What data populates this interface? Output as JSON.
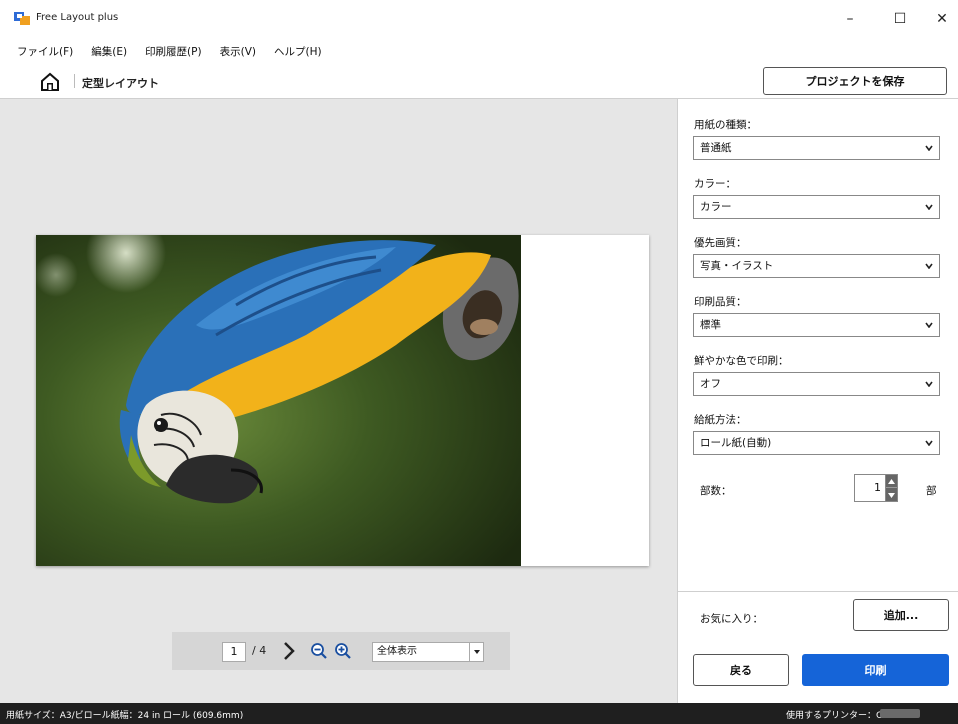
{
  "window": {
    "title": "Free Layout plus",
    "minimize": "–",
    "maximize": "☐",
    "close": "✕"
  },
  "menu": [
    "ファイル(F)",
    "編集(E)",
    "印刷履歴(P)",
    "表示(V)",
    "ヘルプ(H)"
  ],
  "breadcrumb": {
    "home_icon": "home-icon",
    "current": "定型レイアウト"
  },
  "toolbar": {
    "save_project": "プロジェクトを保存"
  },
  "preview": {
    "page_current": "1",
    "page_total": "/ 4",
    "zoom_option": "全体表示"
  },
  "settings": {
    "paper_type": {
      "label": "用紙の種類：",
      "value": "普通紙"
    },
    "color": {
      "label": "カラー：",
      "value": "カラー"
    },
    "priority_quality": {
      "label": "優先画質：",
      "value": "写真・イラスト"
    },
    "print_quality": {
      "label": "印刷品質：",
      "value": "標準"
    },
    "vivid": {
      "label": "鮮やかな色で印刷：",
      "value": "オフ"
    },
    "paper_source": {
      "label": "給紙方法：",
      "value": "ロール紙(自動)"
    },
    "copies": {
      "label": "部数：",
      "value": "1",
      "unit": "部"
    }
  },
  "favorites": {
    "label": "お気に入り：",
    "add": "追加..."
  },
  "actions": {
    "back": "戻る",
    "print": "印刷"
  },
  "status": {
    "left": "用紙サイズ：A3/ビロール紙幅：24 in ロール (609.6mm)",
    "right": "使用するプリンター：Canon"
  },
  "colors": {
    "accent": "#1564d8",
    "status_bar": "#1f1f1f"
  }
}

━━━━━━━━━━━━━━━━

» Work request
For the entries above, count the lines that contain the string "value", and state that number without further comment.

» Solution
7